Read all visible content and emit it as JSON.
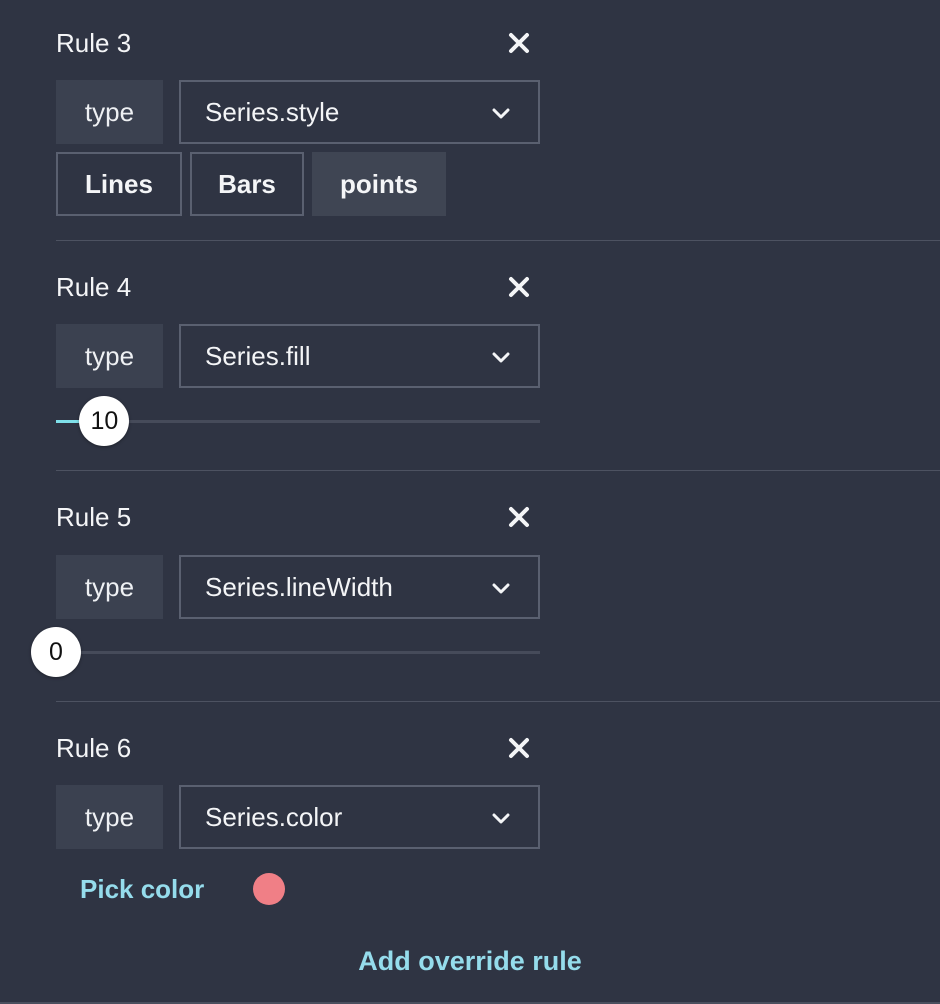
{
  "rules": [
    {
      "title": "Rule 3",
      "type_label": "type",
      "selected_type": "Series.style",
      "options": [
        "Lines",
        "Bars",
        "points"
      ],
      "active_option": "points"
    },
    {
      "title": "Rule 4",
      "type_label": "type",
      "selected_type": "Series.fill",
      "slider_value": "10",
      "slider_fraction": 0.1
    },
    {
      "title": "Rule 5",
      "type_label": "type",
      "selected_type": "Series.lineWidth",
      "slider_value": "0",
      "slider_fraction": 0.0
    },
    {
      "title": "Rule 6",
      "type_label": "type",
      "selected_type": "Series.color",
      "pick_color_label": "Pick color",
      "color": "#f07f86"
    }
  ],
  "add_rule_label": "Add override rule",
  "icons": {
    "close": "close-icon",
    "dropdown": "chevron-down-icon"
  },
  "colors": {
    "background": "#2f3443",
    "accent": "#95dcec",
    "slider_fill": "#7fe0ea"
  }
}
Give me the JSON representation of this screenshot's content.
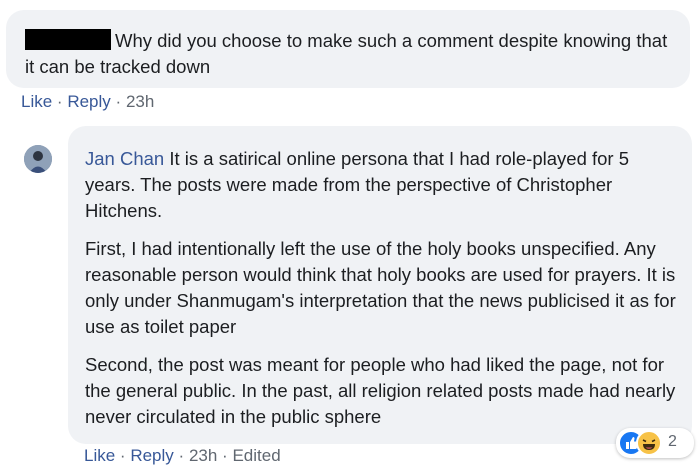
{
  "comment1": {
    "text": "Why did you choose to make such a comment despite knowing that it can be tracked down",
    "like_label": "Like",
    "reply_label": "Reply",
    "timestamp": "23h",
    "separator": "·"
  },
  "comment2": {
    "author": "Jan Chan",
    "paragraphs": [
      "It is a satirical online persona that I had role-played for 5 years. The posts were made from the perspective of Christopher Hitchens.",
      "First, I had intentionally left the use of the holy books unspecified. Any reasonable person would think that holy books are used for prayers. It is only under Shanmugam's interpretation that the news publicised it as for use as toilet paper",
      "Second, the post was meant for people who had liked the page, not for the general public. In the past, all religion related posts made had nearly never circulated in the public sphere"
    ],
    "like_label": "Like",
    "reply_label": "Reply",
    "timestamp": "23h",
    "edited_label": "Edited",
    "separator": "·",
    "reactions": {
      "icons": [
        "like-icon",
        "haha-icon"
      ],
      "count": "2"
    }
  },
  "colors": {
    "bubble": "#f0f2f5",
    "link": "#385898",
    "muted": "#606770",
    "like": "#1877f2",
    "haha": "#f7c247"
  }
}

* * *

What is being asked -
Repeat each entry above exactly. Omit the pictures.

Finished task -
Read all visible content and emit it as JSON.
{
  "rules": [
    {
      "title": "Rule 3",
      "type_label": "type",
      "selected_type": "Series.style",
      "options": [
        "Lines",
        "Bars",
        "points"
      ],
      "active_option": "points"
    },
    {
      "title": "Rule 4",
      "type_label": "type",
      "selected_type": "Series.fill",
      "slider_value": "10",
      "slider_fraction": 0.1
    },
    {
      "title": "Rule 5",
      "type_label": "type",
      "selected_type": "Series.lineWidth",
      "slider_value": "0",
      "slider_fraction": 0.0
    },
    {
      "title": "Rule 6",
      "type_label": "type",
      "selected_type": "Series.color",
      "pick_color_label": "Pick color",
      "color": "#f07f86"
    }
  ],
  "add_rule_label": "Add override rule",
  "icons": {
    "close": "close-icon",
    "dropdown": "chevron-down-icon"
  },
  "colors": {
    "background": "#2f3443",
    "accent": "#95dcec",
    "slider_fill": "#7fe0ea"
  }
}
Give me the JSON representation of this screenshot's content.
{
  "comment1": {
    "text": "Why did you choose to make such a comment despite knowing that it can be tracked down",
    "like_label": "Like",
    "reply_label": "Reply",
    "timestamp": "23h",
    "separator": "·"
  },
  "comment2": {
    "author": "Jan Chan",
    "paragraphs": [
      "It is a satirical online persona that I had role-played for 5 years. The posts were made from the perspective of Christopher Hitchens.",
      "First, I had intentionally left the use of the holy books unspecified. Any reasonable person would think that holy books are used for prayers. It is only under Shanmugam's interpretation that the news publicised it as for use as toilet paper",
      "Second, the post was meant for people who had liked the page, not for the general public. In the past, all religion related posts made had nearly never circulated in the public sphere"
    ],
    "like_label": "Like",
    "reply_label": "Reply",
    "timestamp": "23h",
    "edited_label": "Edited",
    "separator": "·",
    "reactions": {
      "icons": [
        "like-icon",
        "haha-icon"
      ],
      "count": "2"
    }
  },
  "colors": {
    "bubble": "#f0f2f5",
    "link": "#385898",
    "muted": "#606770",
    "like": "#1877f2",
    "haha": "#f7c247"
  }
}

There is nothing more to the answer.